**TASK ITEM**
How many lines in the records below contain "allgemeine"? Reply with the number only.

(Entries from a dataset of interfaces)
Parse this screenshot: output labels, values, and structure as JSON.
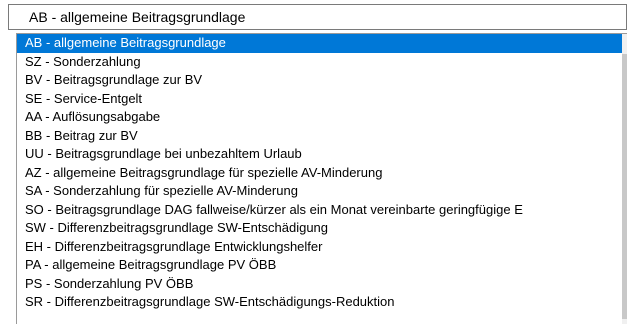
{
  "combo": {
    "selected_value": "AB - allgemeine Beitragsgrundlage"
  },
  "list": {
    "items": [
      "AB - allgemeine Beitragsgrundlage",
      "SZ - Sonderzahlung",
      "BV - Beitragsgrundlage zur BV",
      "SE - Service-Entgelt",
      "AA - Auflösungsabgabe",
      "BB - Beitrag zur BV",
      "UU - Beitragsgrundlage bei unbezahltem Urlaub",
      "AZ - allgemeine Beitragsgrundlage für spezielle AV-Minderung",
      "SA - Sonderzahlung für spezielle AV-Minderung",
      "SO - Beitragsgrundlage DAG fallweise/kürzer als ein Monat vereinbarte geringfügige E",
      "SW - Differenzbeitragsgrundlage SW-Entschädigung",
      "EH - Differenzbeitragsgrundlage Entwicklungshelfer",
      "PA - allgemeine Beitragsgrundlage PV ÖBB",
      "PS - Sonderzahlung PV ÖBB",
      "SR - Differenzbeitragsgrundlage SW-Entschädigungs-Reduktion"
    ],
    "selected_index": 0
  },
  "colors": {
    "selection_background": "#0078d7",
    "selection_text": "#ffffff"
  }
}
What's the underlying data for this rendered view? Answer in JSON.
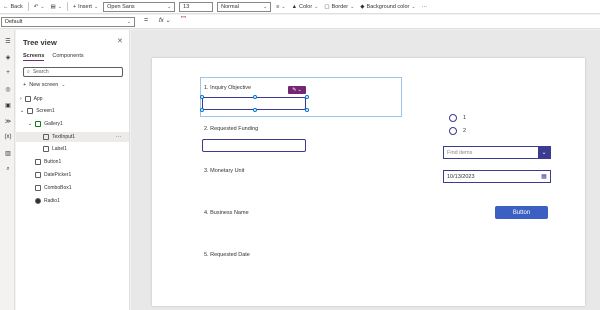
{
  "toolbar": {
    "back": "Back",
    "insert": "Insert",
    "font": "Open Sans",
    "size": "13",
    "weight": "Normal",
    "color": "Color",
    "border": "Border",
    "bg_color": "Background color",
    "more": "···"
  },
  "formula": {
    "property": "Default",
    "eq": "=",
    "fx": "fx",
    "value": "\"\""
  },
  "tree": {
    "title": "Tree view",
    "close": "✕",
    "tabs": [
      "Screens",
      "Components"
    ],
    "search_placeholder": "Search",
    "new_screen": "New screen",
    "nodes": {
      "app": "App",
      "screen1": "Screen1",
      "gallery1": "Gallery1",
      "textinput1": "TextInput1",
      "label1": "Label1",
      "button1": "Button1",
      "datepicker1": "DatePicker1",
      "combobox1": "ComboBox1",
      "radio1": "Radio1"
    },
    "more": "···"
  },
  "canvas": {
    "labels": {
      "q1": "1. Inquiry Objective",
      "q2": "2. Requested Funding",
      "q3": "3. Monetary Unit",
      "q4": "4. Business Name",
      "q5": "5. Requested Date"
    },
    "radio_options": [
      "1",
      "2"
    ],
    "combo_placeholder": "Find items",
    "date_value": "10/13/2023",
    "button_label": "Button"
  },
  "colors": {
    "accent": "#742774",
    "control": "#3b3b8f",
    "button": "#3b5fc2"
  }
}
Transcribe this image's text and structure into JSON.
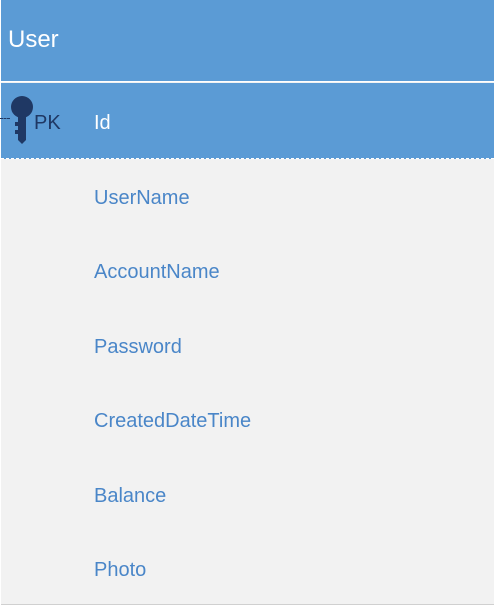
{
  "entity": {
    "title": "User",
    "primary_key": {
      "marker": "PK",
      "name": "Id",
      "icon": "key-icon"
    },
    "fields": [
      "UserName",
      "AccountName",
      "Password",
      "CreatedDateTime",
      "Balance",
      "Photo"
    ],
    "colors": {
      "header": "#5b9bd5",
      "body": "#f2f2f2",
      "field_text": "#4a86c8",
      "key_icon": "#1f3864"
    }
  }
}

**ANSWER TO THE EXERCISE**
4